In workshop, “Nothing happens” is always meant as a criticism, an inherently bad thing. This can be stifling for a writer who doesn’t read for urgency or conflict in everything.
I have spent roughly half my life in Japan and half in America. For so long, I had two languages switching back and forth in my mind, one for America, one for Japan. There were different clothes, ways of speaking, foods to eat, body languages, and styles of friendships. It has been an enormous adjustment to permanently return to America in mid-life. I have had to relearn and get reacclimated to a lot. But I never would have expected that reading and writing would be the most challenging adjustments so far. I had not realized how insular American publishing is, how few books that might broaden Western tastes are actually translated for the American market, and how translations are almost completely ignored in creative writing classes. And how students are made to read and re-read the same books over and over again.

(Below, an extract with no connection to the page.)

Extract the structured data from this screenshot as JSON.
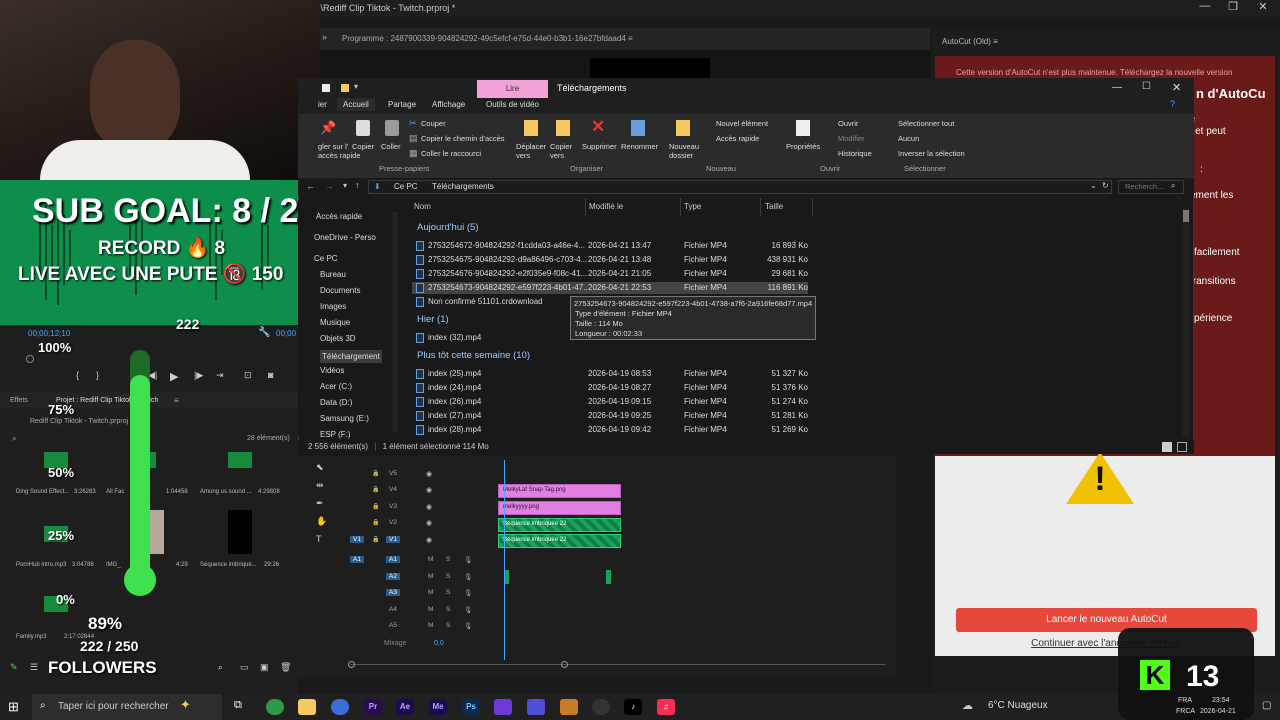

And so, I find myself in a quandary. It is not that I think we should scrap existing syllabi, but rather that we must make room for other storytelling traditions in these programs. And this must start with reading. As Matthew Salesses repeats again and again in his book: what is being taught as universal rules of good writing in these programs is nothing more than a highly narrow understanding of literary taste.
I wonder how we can ever change the world if we don’t first change our dominant mode of storytelling, with its intense and politically-motivated focus on individual experience and conflict? The future of creative writing programs should be radically inclusive, allowing not just for a multiplicity of voices but of a wide variety of traditions. There is room on the syllabus for wider reading that pushes back against the established rules of the workshop—literature in translation, for instance—that would infuse new ways of thinking, fresh forms, and more creativity into a cookie-cutter literary landscape.
As I look toward my own studies, I feel ambivalent. As someone who, as a reader, tends toward more international styles of storytelling, I have never been a huge fan of writing that is scene-driven, nor have I ever been all that interested in the hero’s journey—much preferring Borges and Calvino to Carver or Hemingway. Before I do anything else, I think I need to make my own rules. There is value in the workshop. My writing courses have challenged me to think about how and why people read, to engage with the purpose of the art. I am convinced that people read not just to be entertained, but to be enchanted. There are many roads to that place of enchantment, some less traveled. But in the end, that is a road that I will have to discover for myself.